My youngest and I went to see Avatar today. According to her, "it's just a bloodier version of Fern Gully." My oldest has subtitled it "Dances with Fern Gully." And without Robin Williams as Batty Koda for comedy relief. But everything else is there; instead of fairies in a tree you have nine-foot-tall Na'vi in a Home Tree. In Fern Gully the protagonist is shrunk so he can interact with the fairies, while in Avatar the protagonist is wired into an artificial version of the Na'vi so he can interact with the "in-digs". It's a highly predictable movie wrapped in a lot of very expensive eye candy (which, according to published accounts, cost anywhere from $200 to $500 million to make). After sitting through the movie I came out with an attitude that can be best summed up by this shot of Neytiri, except instead of Col. Quaritch lined up on the arrow, I'm imagining it's James Cameron.
Since my list for the good parts of this movie is far shorter than my list for the bad parts, I'll just cover the shorter list. That list contains only two items: the performances of Sigourney Weaver and Sam Worthington.
I've enjoyed Sigourney Weaver's movies, particularly the Alien and Ghostbusters series. I also had a blast watching her as Gwen DeMarco in Galaxy Quest. She's always been smart and sexy in everything I've seen her in, and in Galaxy Quest she was smokin'. In Avatar, as Dr. Grace Augustine, she brings maturity and sophistication to an ensemble that is severely lacking in both (or at least not allowed to develop any similar capabilities). I first saw Sam Worthington in Terminator 4, where he acted rings around Christian Bale. What he lacks in Sigourney-style maturity and sophistication he more than makes up with in earnest energy. Call me old fashioned, but I respond a lot more to good acting and a good plot; I guess I should be satisfied with one out of two.
I'll say this much for Worthington's character, he puts a new spin on "going native" at the end of the movie.
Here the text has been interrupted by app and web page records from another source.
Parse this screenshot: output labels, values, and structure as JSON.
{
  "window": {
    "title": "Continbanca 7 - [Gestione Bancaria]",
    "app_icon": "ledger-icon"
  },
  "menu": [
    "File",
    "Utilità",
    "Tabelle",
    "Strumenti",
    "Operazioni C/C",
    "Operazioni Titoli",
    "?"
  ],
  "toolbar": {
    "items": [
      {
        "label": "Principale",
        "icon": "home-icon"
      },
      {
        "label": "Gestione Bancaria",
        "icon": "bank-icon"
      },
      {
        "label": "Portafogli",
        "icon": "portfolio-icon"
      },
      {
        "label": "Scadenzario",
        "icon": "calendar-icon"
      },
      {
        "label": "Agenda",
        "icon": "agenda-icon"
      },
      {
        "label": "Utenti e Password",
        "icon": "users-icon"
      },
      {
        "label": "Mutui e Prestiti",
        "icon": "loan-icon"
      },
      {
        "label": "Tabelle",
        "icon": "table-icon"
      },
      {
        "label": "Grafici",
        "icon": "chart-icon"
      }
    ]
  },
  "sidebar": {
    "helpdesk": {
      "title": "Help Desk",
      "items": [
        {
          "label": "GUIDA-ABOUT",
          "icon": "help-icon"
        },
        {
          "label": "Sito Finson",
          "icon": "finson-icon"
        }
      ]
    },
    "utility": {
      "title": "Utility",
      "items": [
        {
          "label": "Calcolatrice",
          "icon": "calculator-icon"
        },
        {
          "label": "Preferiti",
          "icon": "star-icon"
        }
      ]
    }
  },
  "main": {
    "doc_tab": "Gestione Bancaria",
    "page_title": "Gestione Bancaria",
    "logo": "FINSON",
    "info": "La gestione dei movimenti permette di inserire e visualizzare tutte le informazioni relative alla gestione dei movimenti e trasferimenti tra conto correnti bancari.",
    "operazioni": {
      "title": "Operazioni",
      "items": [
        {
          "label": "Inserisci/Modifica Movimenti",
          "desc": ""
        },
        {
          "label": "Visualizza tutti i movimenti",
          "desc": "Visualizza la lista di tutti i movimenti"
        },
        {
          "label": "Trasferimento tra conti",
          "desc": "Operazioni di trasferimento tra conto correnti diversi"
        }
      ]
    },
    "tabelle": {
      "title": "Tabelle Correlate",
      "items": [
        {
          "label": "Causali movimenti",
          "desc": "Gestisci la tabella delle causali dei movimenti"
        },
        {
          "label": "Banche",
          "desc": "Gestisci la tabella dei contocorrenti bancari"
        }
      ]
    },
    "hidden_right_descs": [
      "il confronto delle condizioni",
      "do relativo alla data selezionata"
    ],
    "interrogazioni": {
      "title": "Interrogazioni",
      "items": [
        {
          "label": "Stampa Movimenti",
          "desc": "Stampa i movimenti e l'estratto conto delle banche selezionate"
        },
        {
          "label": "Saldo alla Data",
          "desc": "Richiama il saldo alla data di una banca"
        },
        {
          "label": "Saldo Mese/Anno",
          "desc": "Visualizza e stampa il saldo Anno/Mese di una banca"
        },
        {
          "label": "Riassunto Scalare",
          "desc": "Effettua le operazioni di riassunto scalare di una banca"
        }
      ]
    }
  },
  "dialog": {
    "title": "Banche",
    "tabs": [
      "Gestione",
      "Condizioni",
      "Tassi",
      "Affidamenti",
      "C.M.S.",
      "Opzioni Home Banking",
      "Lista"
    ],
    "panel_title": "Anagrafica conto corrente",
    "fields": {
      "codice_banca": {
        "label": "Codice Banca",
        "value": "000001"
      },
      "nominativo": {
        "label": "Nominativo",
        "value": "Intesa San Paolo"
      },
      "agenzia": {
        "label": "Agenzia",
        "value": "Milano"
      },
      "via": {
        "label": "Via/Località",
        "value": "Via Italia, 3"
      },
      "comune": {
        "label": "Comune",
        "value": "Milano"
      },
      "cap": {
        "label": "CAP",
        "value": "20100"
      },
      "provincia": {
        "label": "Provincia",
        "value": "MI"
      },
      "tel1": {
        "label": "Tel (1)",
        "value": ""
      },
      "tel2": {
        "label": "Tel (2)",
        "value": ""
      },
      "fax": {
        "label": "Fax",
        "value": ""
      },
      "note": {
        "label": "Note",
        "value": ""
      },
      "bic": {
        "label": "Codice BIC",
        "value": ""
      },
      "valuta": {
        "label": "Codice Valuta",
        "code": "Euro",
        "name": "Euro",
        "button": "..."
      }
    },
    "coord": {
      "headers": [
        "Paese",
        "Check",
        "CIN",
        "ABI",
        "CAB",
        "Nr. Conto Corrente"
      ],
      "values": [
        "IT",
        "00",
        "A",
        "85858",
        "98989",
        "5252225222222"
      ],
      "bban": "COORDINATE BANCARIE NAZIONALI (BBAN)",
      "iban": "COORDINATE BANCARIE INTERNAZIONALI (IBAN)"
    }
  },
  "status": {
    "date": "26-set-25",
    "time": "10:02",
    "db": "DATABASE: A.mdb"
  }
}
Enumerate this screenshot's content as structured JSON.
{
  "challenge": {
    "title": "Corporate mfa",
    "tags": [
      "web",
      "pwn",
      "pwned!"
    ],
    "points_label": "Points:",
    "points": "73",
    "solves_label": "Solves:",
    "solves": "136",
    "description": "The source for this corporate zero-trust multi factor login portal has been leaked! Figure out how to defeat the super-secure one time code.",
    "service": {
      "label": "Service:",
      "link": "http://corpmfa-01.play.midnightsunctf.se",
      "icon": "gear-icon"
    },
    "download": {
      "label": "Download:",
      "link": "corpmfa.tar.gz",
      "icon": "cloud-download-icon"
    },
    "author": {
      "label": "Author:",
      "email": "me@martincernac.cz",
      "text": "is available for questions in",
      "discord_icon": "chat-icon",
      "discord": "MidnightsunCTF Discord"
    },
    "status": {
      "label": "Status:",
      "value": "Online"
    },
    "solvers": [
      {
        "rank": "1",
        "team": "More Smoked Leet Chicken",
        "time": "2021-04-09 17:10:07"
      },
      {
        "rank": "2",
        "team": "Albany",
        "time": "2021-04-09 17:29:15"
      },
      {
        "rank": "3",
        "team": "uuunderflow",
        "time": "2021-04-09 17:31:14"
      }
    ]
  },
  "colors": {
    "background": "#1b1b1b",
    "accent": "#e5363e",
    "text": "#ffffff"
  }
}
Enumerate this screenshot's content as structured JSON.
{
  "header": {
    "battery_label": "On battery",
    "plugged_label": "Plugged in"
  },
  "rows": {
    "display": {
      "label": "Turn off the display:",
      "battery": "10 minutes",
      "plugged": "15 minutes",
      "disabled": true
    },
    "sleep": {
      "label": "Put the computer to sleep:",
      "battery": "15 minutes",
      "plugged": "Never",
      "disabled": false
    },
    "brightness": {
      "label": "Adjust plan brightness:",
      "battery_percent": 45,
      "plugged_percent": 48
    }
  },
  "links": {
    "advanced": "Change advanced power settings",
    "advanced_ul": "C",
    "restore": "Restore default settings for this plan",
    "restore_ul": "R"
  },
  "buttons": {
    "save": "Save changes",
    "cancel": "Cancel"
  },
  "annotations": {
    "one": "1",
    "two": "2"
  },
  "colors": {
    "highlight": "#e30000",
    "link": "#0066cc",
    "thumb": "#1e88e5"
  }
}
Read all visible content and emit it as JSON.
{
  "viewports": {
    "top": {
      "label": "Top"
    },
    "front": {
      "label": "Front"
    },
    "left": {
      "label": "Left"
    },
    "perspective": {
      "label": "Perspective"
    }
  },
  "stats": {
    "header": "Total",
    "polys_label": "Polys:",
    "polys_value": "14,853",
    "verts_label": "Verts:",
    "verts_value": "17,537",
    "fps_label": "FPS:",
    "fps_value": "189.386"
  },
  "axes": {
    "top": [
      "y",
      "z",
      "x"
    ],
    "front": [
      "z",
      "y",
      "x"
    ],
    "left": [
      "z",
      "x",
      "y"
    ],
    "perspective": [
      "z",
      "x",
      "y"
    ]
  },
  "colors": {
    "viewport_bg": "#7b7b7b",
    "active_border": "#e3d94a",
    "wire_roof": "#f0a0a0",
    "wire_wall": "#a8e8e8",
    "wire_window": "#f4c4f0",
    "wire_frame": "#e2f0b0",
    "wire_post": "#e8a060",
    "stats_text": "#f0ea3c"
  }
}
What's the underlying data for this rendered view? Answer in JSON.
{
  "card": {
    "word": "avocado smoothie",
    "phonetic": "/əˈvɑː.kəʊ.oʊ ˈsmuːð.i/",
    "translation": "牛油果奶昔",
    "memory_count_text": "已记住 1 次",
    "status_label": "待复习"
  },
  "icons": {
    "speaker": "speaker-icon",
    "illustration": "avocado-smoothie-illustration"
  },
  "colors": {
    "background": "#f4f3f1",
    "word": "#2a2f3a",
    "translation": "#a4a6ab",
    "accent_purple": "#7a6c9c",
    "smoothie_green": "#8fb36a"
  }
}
What bugs me more than anything about Avatar is a key 'plot' element, and that's the inability of normal humans to breath unaided in Pandora's atmosphere. The atmosphere is certainly rich enough to support large intelligent beings, as well as very large sophisticated flying life forms. I also saw human-manufactured flying machines that appeared to be getting part of the fuel from the air (you know, like oxygen). I saw lots of burning, and in one scene what appeared to be a flame thrower. Finally, if our descendants are capable of turning human DNA into avatars that are identical with the native-born Na'vi, then why can't they do something simpler, like giving regular humans a pair of lungs capable of working unaided in Pandora's atmosphere?
After sleeping on what I'd seen in Avatar, I awoke with more questions and an even deeper dislike of the movie. Regarding the treatment of the Na'vi, I take a more Harlan Ellison view towards what might happen if a technologically superior force (us) meets another stone-age culture (the Na'vi).
Again, if humans have that ability to create and control fully grown avatars, then they certainly have the ability to conduct brutally effective biological warfare against the natives, as that would have been the most effective manner for killing them. An example from our own history can be found here, where it appears that in 1763, General Amherst and Colonel Henry Bouquet write about the use of blankets infected with smallpox "to Extirpate this Execrable Race." I cannot believe that if the Na'vi had been sitting on something as valuable as "unobtainium", and if the home world (Earth) was in such dire straights, that the in-country human population wouldn't have hesitated in the least to remove the natives, by whatever means deemed as efficient and effective as possible. No warning would have been given, no kindness extended.
Which leads me to wonder what Harlan Ellison thinks of this film?
Because Avatar seems to borrow so heavily from so many other films that I've seen over the past decades, it's inevitable that I should find key similarities with those films. That happened to me today as I was standing with the Labs at a local PetSmart waiting to have their annual Christmas photos. For whatever reason 1981's "Outland", with Sean Connery and Peter Boyle, bubbled up into my conscience. What probably helped triggered memory of this movie is the scene in Avatar where Giovanni Ribisi's character was putting golf balls into a cup. Peter Boyle's character was also into golf, and in fact had a virtual green in his office. Other parallels included the type of location: Pandora is a moon around a gas giant, while Outland took place in a base on Io, again a moon around a gas giant (in this case Jupiter). There's even a strong parallel with the Outland's Dr. Lasarus (played by Frances Sternhagen) and Weaver's Dr. Augustine; both are tough, independent, fearless, and just a little profane. Finally, Sternhagen and Weaver are both seasoned pros who put in excellent performances in their respective roles.